====== THE INPUT ======

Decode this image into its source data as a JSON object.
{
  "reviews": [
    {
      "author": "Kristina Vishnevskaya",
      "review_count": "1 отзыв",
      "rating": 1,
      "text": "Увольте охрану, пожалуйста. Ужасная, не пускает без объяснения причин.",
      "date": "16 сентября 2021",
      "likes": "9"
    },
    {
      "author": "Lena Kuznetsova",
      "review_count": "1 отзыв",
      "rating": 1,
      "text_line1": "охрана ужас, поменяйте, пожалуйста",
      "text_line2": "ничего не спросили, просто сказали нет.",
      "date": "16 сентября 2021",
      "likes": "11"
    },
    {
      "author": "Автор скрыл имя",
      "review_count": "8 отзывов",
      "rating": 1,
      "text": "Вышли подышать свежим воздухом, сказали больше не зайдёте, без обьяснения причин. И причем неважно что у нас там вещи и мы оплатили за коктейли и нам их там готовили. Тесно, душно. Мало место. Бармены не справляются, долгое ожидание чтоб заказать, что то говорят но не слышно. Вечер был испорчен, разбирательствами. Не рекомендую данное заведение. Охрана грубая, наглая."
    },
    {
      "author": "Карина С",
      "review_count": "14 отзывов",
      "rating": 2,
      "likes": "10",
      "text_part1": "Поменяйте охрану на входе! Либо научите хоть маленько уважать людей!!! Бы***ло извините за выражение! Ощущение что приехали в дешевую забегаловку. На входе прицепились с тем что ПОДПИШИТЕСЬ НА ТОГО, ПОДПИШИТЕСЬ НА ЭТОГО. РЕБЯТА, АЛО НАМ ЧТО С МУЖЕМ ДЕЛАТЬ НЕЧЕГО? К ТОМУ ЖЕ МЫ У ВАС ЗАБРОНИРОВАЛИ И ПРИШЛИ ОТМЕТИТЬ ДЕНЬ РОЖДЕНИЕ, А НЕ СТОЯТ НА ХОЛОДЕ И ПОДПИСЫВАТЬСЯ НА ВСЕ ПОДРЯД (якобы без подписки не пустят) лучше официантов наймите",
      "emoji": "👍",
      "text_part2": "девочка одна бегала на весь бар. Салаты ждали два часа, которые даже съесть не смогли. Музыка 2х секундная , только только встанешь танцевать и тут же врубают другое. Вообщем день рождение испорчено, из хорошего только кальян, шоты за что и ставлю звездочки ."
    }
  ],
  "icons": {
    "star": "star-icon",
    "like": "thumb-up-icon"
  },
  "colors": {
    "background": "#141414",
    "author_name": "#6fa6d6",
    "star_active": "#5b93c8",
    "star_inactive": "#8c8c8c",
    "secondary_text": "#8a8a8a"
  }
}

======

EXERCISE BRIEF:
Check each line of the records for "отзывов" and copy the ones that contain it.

OUTPUT OF THE EXERCISE:
      "review_count": "8 отзывов",
      "review_count": "14 отзывов",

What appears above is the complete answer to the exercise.